Alex James Ellison hunkers down at a Covid-safe distance on the sea wall at Saltdean for our interview. We’re talking about the journey of a fiver and also of a young Brightonian who gives every indication of going places.
Fiver, co-written and co-directed with Tom Lees, started life as a workshop at the glitzy London cabaret venue the Crazy Coqs – quite a good omen for a piece that subsequently had a successful outing at Southwark Playhouse and was nominated for a What’s Ontsage award.
We’re chatting because his show is getting another outing – this time live streaming as a concert from the Southwark venue next week.

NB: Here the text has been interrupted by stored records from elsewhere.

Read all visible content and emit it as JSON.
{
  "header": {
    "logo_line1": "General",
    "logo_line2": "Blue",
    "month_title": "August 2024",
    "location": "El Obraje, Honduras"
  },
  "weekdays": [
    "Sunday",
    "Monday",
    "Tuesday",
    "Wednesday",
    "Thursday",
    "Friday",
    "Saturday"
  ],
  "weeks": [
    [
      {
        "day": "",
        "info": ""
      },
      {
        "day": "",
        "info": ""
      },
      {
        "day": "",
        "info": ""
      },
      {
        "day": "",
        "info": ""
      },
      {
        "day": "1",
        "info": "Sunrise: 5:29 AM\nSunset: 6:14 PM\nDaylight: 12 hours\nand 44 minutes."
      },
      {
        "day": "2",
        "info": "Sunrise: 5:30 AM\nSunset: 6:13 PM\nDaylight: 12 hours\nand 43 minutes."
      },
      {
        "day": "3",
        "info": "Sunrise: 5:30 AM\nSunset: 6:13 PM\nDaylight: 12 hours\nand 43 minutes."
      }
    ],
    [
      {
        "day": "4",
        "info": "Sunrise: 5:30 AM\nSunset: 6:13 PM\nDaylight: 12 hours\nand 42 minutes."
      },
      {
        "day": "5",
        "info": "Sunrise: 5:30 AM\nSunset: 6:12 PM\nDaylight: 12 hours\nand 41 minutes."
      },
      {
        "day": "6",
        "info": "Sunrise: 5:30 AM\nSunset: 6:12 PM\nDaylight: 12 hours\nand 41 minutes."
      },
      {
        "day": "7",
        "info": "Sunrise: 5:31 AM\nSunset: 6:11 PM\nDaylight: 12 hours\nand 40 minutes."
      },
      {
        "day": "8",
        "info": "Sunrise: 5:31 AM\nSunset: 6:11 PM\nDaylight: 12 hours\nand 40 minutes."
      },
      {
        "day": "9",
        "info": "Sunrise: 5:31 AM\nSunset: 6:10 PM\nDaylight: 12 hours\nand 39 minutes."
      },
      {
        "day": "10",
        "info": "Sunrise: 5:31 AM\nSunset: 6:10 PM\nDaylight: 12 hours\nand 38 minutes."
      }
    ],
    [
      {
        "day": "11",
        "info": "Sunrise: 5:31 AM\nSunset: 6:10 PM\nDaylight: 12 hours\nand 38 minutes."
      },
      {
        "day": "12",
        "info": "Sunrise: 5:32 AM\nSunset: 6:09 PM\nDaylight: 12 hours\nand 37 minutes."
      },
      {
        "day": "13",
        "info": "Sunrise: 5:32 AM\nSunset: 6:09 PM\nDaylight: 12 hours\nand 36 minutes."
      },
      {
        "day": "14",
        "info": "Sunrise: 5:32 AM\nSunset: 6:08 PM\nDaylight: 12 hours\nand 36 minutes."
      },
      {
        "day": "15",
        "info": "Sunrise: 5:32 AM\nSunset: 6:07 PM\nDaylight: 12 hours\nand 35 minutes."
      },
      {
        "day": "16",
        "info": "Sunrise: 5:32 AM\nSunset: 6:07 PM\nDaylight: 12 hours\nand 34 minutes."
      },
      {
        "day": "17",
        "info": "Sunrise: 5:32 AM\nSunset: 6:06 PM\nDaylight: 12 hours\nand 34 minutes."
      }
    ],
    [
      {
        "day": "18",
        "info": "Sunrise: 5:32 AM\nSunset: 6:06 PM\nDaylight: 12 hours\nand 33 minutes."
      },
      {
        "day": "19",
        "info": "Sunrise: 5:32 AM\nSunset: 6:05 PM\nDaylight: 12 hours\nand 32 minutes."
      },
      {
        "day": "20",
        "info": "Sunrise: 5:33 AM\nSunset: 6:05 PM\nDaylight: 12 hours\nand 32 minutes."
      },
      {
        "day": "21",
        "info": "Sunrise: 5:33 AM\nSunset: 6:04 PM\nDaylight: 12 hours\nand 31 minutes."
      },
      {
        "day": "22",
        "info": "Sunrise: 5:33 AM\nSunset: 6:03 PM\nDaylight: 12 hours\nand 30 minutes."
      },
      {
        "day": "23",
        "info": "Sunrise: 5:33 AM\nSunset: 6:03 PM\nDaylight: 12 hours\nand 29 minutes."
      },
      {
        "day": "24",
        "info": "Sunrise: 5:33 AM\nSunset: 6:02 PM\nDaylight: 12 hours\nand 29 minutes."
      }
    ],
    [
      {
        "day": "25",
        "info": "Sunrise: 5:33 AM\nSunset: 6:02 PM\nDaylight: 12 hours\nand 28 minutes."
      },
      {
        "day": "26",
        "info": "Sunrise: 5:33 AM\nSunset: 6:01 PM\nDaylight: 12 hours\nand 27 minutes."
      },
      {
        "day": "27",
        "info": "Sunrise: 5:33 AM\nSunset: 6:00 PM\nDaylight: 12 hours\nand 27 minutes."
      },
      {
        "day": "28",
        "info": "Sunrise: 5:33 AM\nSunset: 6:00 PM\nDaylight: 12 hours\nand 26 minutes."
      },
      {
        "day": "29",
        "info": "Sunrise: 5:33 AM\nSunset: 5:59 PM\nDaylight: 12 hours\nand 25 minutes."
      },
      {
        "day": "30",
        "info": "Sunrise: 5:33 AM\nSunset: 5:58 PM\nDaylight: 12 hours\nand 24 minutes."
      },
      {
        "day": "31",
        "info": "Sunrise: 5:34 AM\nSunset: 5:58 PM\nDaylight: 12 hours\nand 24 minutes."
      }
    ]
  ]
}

Alex cut his teeth in amateur drama companies before attending the prestigious Brit School , followed by 3 years at Mountview Drama School. “ I was singing when I was 11/12 and busking on the streets of Brighton when I was 16,” he tells me. Aged 11 he appeared in the film Miss Potter with Rene Zelwegger and Ewan McGregor .
After Mountview he hit the road, doing gigs and performing his own material . He recalls his mother saying about a £5 note – “ don’t touch that, you don’t know where it’s been “ and so an idea was born, which at first led to a song cycle imagining the journey of a fiver and what it meant to the people it ended up with.
The idea is a clever one because the story was not pre-planned; it developed as the fiver passed from hand to hand- any story could be told as long as it related back to getting the fiver. So we see every angle from getting it donated to a busker, to a character buying a lottery ticket to someone getting a bed for the night.
Along the road of its development Alex has taken onboard audience suggestions – they wanted more stories and more characters. Now its cast of 5 play 20 different people , with Alex as the central character of the busker. He acknowledges he based the character on himself – so it seems natural he should assume the role – although he did audition other actors for the part.
In 2017 Alex won Pride’s Got Talent and his Brighton appearances have included Proud Cabaret.
Is the show now finished or can it be developed , I asked him. He thinks it’s complete but for its next outing he would like someone else to direct it and bring new views to how the show should be done. His next project, after its live streaming, is to produce a cast recording, using the 3 live shows .
How has lockdown been as performer? “ not bad – I’ve been with my family in Brighton since March, including working behind the bar in a local pub – the Hartington : it grounded me meeting normal people ” he says. And he also admits it will be a different experience to perform the show without an immediately physically present audience. The show is rather like a busking performance in Covent Garden, the audience are close and give you a buzz”.
His character in Fiver is a young, confident guy, and meeting him I get a strong feeling that’s exactly him too. Interestingly he was 27 when the full show hit the stage. A certain Stephen Sondheim was 27 when he wrote the words for West Side Story – I think there could well be a parallel and a glittering career ahead.
Fiver, the concert, livestreams at Southwark Playhouse on 27/28 November for 3 performances, with the possibility of a permanent recording later. Full details at southwarkplayhouse.co.uk